Objective: To determine if there is a correlation between common otolaryngologic symptoms and presence of gastroesophageal reflux disease (GERD) in children. Methods: Charts of 295 children presenting with suspicion of GERD were reviewed for presenting symptoms including: (1) airway symptoms: stertor, stridor, frequent cough, recurrent croup, wheezing, nasal congestion, obstructive apnea, blue spells, hoarseness, throat clearing; (2) feeding symptoms: wet burps, globus sensation, frequent emesis, dysphagia, choking/gagging, sore throat, halitosis, food refusal, stomach aches, arching, drooling, chest pain, irritability, and failure to thrive. At least one positive test of barium esophagram, gastric scintiscan, pH probe or esophageal biopsy resulted in inclusion in the GERD positive group. Results: 214 children had GERD diagnosed while 81 had no positive tests for GERD. Between the GERD positive and GERD negative groups, the significantly different symptoms were stertor (P = 0.040), cyanotic spells (P = 0.043), frequent emesis (P = 0.007), failure to thrive (P = 0.006), and choking/gagging (P = 0.044). Three pooled variables were created: airway flow (stertor, stridor, cyanotic spells), airway irritation (frequent cough, recurrent croup, throat clearing), and feeding (dysphagia, failure to thrive, frequent emesis). GERD patients who were 2 years or less were compared to those older than 2 years and all three of these pooled variables were significantly different between these groups (P < 0.001). Conclusion: Children who present with a certain constellation of airway or feeding symptoms are more likely to have a positive GERD test. Children 2 years old or less are more likely to present with airway symptoms or feeding difficulties while children older than 2 years are more likely to present with airway irritation.
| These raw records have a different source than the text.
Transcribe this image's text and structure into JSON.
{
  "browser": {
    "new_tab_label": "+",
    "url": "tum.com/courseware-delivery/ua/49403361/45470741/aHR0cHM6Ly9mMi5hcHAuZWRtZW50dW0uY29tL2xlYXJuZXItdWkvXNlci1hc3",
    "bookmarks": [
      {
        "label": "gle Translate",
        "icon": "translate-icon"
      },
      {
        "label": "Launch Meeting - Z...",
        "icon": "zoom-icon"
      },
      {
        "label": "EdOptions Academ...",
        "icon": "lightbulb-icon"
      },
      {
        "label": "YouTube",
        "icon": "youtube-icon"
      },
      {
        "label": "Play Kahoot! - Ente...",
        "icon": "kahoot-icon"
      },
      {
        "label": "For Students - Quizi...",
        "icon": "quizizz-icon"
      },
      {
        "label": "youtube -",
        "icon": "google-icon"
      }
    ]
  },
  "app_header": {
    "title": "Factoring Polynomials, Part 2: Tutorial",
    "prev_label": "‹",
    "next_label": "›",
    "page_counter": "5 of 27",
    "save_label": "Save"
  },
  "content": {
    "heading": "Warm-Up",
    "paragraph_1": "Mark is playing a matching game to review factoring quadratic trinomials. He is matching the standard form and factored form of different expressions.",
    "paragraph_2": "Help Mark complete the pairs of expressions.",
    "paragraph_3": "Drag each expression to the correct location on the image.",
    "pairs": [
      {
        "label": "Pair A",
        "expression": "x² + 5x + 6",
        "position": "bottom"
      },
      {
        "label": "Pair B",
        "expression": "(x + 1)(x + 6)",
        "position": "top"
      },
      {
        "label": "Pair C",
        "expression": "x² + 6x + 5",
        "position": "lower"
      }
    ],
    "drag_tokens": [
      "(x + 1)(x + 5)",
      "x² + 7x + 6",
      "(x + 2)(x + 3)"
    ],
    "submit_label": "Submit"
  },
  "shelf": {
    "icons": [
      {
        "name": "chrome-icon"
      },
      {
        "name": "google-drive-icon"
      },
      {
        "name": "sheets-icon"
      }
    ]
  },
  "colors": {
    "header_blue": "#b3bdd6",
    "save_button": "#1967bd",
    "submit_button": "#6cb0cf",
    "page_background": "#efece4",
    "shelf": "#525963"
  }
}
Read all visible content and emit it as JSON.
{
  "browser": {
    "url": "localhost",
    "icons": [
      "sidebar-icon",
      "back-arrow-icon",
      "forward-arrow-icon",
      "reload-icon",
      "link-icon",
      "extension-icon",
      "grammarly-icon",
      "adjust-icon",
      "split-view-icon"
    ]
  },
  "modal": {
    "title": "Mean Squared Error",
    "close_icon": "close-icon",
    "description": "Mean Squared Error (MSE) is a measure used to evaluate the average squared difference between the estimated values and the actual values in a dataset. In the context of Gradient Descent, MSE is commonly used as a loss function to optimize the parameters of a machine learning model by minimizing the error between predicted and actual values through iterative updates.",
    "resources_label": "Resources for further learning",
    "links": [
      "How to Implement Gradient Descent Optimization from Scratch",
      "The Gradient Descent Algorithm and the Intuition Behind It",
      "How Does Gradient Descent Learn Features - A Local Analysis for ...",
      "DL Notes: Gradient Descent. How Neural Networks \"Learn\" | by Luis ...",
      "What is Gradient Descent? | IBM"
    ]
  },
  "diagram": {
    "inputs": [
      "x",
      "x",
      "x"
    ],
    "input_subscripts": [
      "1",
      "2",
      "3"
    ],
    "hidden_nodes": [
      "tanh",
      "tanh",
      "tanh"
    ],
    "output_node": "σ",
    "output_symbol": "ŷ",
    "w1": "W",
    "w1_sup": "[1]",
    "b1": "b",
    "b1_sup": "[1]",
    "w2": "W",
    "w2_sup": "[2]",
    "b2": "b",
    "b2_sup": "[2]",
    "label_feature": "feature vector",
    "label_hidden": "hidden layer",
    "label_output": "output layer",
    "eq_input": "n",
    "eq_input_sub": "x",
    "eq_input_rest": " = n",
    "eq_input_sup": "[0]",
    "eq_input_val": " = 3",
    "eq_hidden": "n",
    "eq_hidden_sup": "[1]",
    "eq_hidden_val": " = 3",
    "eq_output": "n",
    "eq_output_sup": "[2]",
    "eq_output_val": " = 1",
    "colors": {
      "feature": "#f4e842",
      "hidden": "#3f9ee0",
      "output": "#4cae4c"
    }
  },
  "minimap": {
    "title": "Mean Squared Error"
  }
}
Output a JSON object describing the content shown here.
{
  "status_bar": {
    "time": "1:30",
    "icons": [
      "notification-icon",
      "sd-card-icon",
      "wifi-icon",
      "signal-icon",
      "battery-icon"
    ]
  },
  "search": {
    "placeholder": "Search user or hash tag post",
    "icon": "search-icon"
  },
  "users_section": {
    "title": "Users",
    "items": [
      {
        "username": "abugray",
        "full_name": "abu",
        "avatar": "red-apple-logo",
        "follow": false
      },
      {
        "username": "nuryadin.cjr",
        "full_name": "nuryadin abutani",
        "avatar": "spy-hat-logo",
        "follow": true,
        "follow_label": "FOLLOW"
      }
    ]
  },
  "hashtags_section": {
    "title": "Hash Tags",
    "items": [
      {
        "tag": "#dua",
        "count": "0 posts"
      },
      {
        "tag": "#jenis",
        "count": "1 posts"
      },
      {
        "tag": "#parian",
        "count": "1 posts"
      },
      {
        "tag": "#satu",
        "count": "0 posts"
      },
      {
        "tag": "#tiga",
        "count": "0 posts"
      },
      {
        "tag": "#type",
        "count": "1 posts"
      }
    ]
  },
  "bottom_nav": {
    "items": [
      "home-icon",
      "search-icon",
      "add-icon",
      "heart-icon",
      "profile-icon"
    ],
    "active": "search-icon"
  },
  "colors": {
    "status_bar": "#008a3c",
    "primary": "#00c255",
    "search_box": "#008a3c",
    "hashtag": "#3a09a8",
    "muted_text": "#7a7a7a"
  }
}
|Original language||English (US)|
|Number of pages||6|
|Journal||International Journal of Pediatric Otorhinolaryngology|
|State||Published - Aug 11 2000|
All Science Journal Classification (ASJC) codes
- Pediatrics, Perinatology, and Child Health